Saved data entries:
........

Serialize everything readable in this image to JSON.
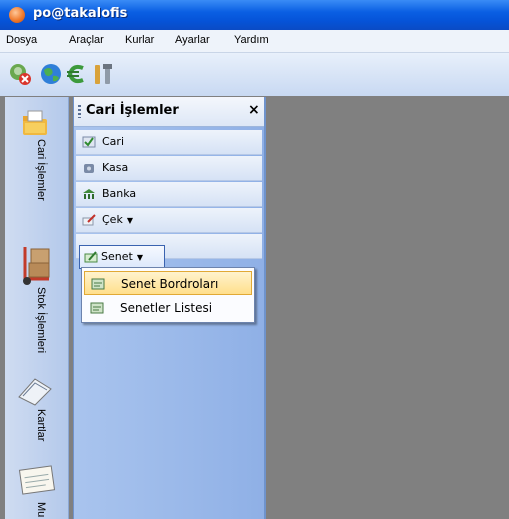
{
  "window": {
    "title": "po@takalofis"
  },
  "menu": [
    "Dosya",
    "Araçlar",
    "Kurlar",
    "Ayarlar",
    "Yardım"
  ],
  "toolbar": {
    "icons": [
      "exit-icon",
      "globe-icon",
      "currency-icon",
      "tools-icon"
    ]
  },
  "leftbar": {
    "tabs": [
      {
        "label": "Cari İşlemler",
        "icon": "folder-icon"
      },
      {
        "label": "Stok İşlemleri",
        "icon": "hand-truck-icon"
      },
      {
        "label": "Kartlar",
        "icon": "clipboard-icon"
      },
      {
        "label": "Mu",
        "icon": "accounts-book-icon"
      }
    ]
  },
  "panel": {
    "title": "Cari İşlemler",
    "close": "×",
    "items": [
      {
        "label": "Cari",
        "icon": "checklist-icon"
      },
      {
        "label": "Kasa",
        "icon": "safe-icon"
      },
      {
        "label": "Banka",
        "icon": "bank-icon"
      },
      {
        "label": "Çek",
        "icon": "check-pen-icon",
        "has_dropdown": true
      },
      {
        "label": "Senet",
        "icon": "note-icon",
        "has_dropdown": true
      }
    ],
    "dropdown_arrow": "▼"
  },
  "dropdown": {
    "items": [
      {
        "label": "Senet Bordroları",
        "highlighted": true
      },
      {
        "label": "Senetler Listesi",
        "highlighted": false
      }
    ]
  }
}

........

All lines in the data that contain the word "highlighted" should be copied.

*TASK RESPONSE*.
        "highlighted": true
        "highlighted": false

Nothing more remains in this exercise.